Publication Date


Date of Final Oral Examination (Defense)


Type of Culminating Activity


Degree Title

Doctor of Philosophy in Geophysics



Major Advisor

John Bradford, Ph.D.


John C. Freemuth, Ph.D.


Hans-Peter Marshall, Ph.D.

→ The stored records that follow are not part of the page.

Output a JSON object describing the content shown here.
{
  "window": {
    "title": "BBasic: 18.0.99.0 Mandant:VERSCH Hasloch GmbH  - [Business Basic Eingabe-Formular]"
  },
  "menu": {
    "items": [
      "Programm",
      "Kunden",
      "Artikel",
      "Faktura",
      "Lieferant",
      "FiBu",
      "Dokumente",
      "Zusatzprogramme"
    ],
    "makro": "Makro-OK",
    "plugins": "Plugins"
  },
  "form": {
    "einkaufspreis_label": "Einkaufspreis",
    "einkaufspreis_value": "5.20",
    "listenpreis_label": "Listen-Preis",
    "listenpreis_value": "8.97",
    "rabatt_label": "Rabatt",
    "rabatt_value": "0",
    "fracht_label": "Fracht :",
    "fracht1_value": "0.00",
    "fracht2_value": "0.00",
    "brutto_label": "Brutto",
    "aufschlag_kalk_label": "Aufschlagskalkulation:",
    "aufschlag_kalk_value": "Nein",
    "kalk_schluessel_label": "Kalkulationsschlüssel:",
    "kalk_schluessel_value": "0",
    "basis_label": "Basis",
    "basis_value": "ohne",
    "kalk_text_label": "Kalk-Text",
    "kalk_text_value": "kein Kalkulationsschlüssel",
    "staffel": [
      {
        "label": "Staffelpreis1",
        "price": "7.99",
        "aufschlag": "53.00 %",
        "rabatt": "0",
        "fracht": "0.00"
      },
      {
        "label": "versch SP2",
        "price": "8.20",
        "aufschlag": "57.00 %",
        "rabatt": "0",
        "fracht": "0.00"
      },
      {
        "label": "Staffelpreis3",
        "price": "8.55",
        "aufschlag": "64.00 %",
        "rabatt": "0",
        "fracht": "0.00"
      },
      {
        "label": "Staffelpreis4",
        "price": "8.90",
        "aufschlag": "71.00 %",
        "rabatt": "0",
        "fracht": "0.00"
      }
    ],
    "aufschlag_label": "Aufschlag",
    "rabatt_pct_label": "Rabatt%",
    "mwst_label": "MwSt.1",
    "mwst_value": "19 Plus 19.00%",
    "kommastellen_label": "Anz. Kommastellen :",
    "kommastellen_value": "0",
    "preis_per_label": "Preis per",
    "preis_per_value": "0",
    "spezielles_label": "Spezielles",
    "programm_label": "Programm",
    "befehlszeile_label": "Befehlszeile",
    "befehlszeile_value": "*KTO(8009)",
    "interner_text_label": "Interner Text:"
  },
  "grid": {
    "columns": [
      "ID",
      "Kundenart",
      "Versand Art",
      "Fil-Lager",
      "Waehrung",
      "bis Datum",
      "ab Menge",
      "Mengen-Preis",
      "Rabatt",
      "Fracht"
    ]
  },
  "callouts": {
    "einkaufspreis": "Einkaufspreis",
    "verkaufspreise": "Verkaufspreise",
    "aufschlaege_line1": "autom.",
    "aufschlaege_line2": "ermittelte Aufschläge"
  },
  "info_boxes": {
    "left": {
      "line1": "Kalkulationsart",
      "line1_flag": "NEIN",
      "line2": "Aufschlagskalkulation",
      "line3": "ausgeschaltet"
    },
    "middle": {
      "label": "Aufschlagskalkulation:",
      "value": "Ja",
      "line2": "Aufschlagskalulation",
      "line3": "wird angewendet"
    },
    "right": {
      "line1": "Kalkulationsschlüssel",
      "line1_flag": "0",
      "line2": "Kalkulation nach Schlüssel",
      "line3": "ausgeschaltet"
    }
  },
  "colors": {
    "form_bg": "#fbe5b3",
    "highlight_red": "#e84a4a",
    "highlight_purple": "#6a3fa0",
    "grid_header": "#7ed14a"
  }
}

Ground penetrating radar (GPR) and seismic reflection methods are useful geophysical tools for near-surface characterization. Analysis of radar or seismic reflection data can combine velocity analysis with common physical transformations to provide subsurface physical properties such as subsurface porosity, density, and contaminant locations. However, reliable quantitative characterization of thin subsurface layers may be impossible using standard reflection data processing techniques, e.g. velocity analysis, if the layer thickness is below the conventional resolution limits of the data. The limiting layer thickness for layer resolution may be up to ½ or even ¾ of the dominant wavelength (λ) of the signal in the medium of interest. This limitation often depends on data noise levels and source characteristics. In many environmental problems, target layers may be below this layer thickness and accurate determination of layer properties becomes problematic. In order to reliably quantify thin-layer parameters in these cases, geophysical practitioners require additional tools such as attribute analyses and inversion methodologies. Full-waveform inversions may be able to quantify layer parameters even in the case of thin (< ½λ) and ultra-thin (< ⅛λ) layers by inverting directly for thin-layer properties. Therefore, I provide a targeted full-waveform inversion algorithm to quantify thin- and ultra-thin layer parameters for multiple relevant environmental problems including oil in and under sea ice and basal conditions of glaciers. I demonstrate the efficacy of this approach on model and field data collected using radar and seismic reflection methods. These methods depend on surface records of reflection information from subsurface interfaces and may fail if reflections are obscured or attenuated in the subsurface. Therefore, I demonstrate that a new dual-polarization system can mitigate the effects of the overburden anisotropy and conductivity attenuation on radar data collected in Arctic conditions. Combining my full-waveform inversion algorithm with improved sea ice radar data collection may enhance reliable quantification of spilled oil in the event of an accidental release in Arctic environments.